» **Assignment**: Below is a set of records; print all of them exactly as written.

» **Material for this exercise**:
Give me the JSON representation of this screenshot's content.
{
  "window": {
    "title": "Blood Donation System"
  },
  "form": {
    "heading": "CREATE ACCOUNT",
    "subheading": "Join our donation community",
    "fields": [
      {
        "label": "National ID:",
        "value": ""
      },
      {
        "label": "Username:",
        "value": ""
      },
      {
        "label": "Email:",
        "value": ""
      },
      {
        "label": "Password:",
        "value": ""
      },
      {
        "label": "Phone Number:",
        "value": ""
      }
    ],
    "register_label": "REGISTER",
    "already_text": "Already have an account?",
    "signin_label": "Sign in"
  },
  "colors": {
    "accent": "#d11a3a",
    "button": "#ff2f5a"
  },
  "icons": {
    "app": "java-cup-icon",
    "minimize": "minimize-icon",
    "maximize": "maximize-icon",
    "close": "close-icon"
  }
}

» **Your response**:
Give me the JSON representation of this screenshot's content.
{
  "window": {
    "title": "Blood Donation System"
  },
  "form": {
    "heading": "CREATE ACCOUNT",
    "subheading": "Join our donation community",
    "fields": [
      {
        "label": "National ID:",
        "value": ""
      },
      {
        "label": "Username:",
        "value": ""
      },
      {
        "label": "Email:",
        "value": ""
      },
      {
        "label": "Password:",
        "value": ""
      },
      {
        "label": "Phone Number:",
        "value": ""
      }
    ],
    "register_label": "REGISTER",
    "already_text": "Already have an account?",
    "signin_label": "Sign in"
  },
  "colors": {
    "accent": "#d11a3a",
    "button": "#ff2f5a"
  },
  "icons": {
    "app": "java-cup-icon",
    "minimize": "minimize-icon",
    "maximize": "maximize-icon",
    "close": "close-icon"
  }
}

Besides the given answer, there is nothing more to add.